Whether you’re subscribing to paid channels, watching shows on websites like Hbouk.com or faithfully queuing up a selection of must-see box sets, TV plays a huge part in many people’s daily routine.
The hottest TV release in recent years has to be HBO’s Game of Thrones: a fantasy drama set in a fictional realm where various clans fight for power. The show has had a huge cultural and creative impact around the world, especially in the UK where the royal family’s recent visit to the set was enough to make news headlines.
Although the fact the show boasts many of the traits thought to appeal to a male demographic (power, politics and violence) is it really the manliest fantasy drama ever created?
Encouraging Teenage Interests
Having become associated with teenaged Dungeons and Dragons fans, it seems that fantasy dramas of all descriptions were eternally destined to become relegated to the realm of males. As fantasy drama stereotypically features gross-out scenes, complex plotting and unnecessary female nudity. The genre seemed geared mostly towards male interests.

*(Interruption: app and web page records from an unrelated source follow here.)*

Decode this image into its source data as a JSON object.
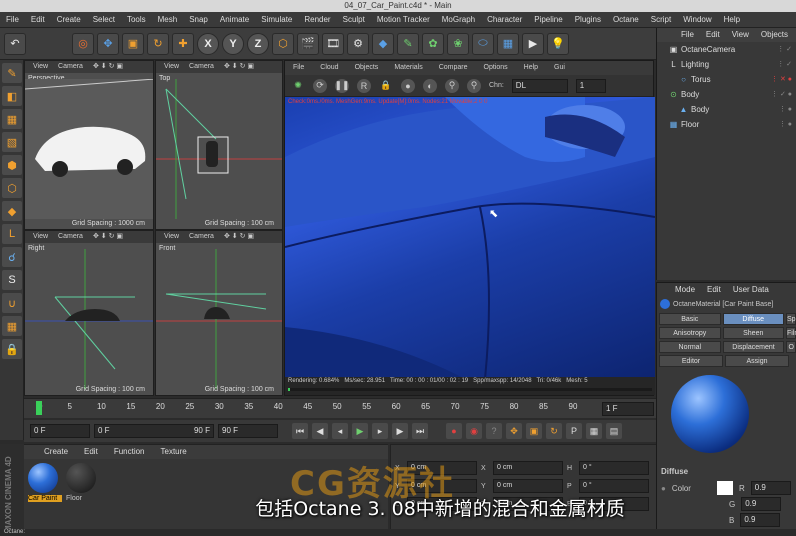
{
  "window": {
    "title": "04_07_Car_Paint.c4d * - Main"
  },
  "menu": [
    "File",
    "Edit",
    "Create",
    "Select",
    "Tools",
    "Mesh",
    "Snap",
    "Animate",
    "Simulate",
    "Render",
    "Sculpt",
    "Motion Tracker",
    "MoGraph",
    "Character",
    "Pipeline",
    "Plugins",
    "Octane",
    "Script",
    "Window",
    "Help"
  ],
  "axes": {
    "x": "X",
    "y": "Y",
    "z": "Z"
  },
  "viewports": {
    "menu": [
      "View",
      "Camera"
    ],
    "perspective": {
      "name": "Perspective",
      "grid": "Grid Spacing : 1000 cm"
    },
    "top": {
      "name": "Top",
      "grid": "Grid Spacing : 100 cm"
    },
    "right": {
      "name": "Right",
      "grid": "Grid Spacing : 100 cm"
    },
    "front": {
      "name": "Front",
      "grid": "Grid Spacing : 100 cm"
    }
  },
  "octane": {
    "menu": [
      "File",
      "Cloud",
      "Objects",
      "Materials",
      "Compare",
      "Options",
      "Help",
      "Gui"
    ],
    "chn_label": "Chn:",
    "chn_value": "DL",
    "chn_num": "1",
    "check_line": "Check:0ms./0ms. MeshGen:9ms. Update[M]:0ms. Nodes:21 Movable:2 0 0",
    "status": {
      "rendering": "Rendering: 0.684%",
      "mssec": "Ms/sec: 28.951",
      "time": "Time: 00 : 00 : 01/00 : 02 : 19",
      "spp": "Spp/maxspp: 14/2048",
      "tri": "Tri: 0/46k",
      "mesh": "Mesh: 5"
    },
    "render_progress": 0.684
  },
  "objects": {
    "menu": [
      "File",
      "Edit",
      "View",
      "Objects"
    ],
    "items": [
      {
        "name": "OctaneCamera",
        "icon": "camera-icon"
      },
      {
        "name": "Lighting",
        "icon": "layer-icon"
      },
      {
        "name": "Torus",
        "icon": "torus-icon"
      },
      {
        "name": "Body",
        "icon": "null-icon"
      },
      {
        "name": "Body",
        "icon": "mesh-icon"
      },
      {
        "name": "Floor",
        "icon": "floor-icon"
      }
    ]
  },
  "attributes": {
    "menu": [
      "Mode",
      "Edit",
      "User Data"
    ],
    "header": "OctaneMaterial [Car Paint Base]",
    "tabs": [
      [
        "Basic",
        "Diffuse",
        "Sp"
      ],
      [
        "Anisotropy",
        "Sheen",
        "Film"
      ],
      [
        "Normal",
        "Displacement",
        "O"
      ],
      [
        "Editor",
        "Assign",
        ""
      ]
    ],
    "section": "Diffuse",
    "color_label": "Color",
    "channels": [
      {
        "k": "R",
        "v": "0.9"
      },
      {
        "k": "G",
        "v": "0.9"
      },
      {
        "k": "B",
        "v": "0.9"
      }
    ]
  },
  "timeline": {
    "ticks": [
      "0",
      "5",
      "10",
      "15",
      "20",
      "25",
      "30",
      "35",
      "40",
      "45",
      "50",
      "55",
      "60",
      "65",
      "70",
      "75",
      "80",
      "85",
      "90"
    ],
    "frame": "1 F"
  },
  "transport": {
    "start": "0 F",
    "cur": "0 F",
    "end_small": "90 F",
    "end": "90 F"
  },
  "materials": {
    "menu": [
      "Create",
      "Edit",
      "Function",
      "Texture"
    ],
    "items": [
      {
        "name": "Car Paint"
      },
      {
        "name": "Floor"
      }
    ]
  },
  "coords": {
    "rows": [
      [
        "X",
        "0 cm",
        "X",
        "0 cm",
        "H",
        "0 °"
      ],
      [
        "Y",
        "0 cm",
        "Y",
        "0 cm",
        "P",
        "0 °"
      ],
      [
        "Z",
        "0 cm",
        "Z",
        "0 cm",
        "B",
        "0 °"
      ]
    ]
  },
  "brand": "MAXON CINEMA 4D",
  "subtitle": "包括Octane 3. 08中新增的混合和金属材质",
  "watermark": "CG资源社",
  "bottom_status": "Octane:"
}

However, with contemporary shows now working hard to unify elements of fantastic storytelling, suspense and sexuality, fantasy drama is once again en vogue with men and women alike.
Whilst those who aren’t fans of the genre might claim that fantasy drama is just a creative space for ‘nerdy’ writers to act out male misogynist fantasies and objectify women, the fact is character-driven productions such as True Blood, Merlin and Grimm feature too much complexity to be dismissed as ‘manly’ fantasy.
Indeed, Game of Thrones might be bursting with swordfights, dragons, monsters, booze, blood, gore and sex but even a quick look at Game of Thrones fan sites like Winter Is Coming or The Guardian TV pages (along with statistics published by Nielsen and reported on Wired.com) reveal that the show has still managed to strike a chord with women who form 42% of the show’s total audience.
One of the reasons that Game of Thrones appeals across the board is that George R.R. Martin writes both men and women with the same attention to detail. Cersei, Arya, and Daenerys are every bit as three-dimensional as Tyrion, John Snow or Petyr Baelish, entering in to power games with equal skill and ruthlessness.
With its impressively layered female characters, intricate plotting, multiple character perspectives and moral dilemmas, the fact is Game of Thrones doesn’t just appeal to men … it appeals to humanity.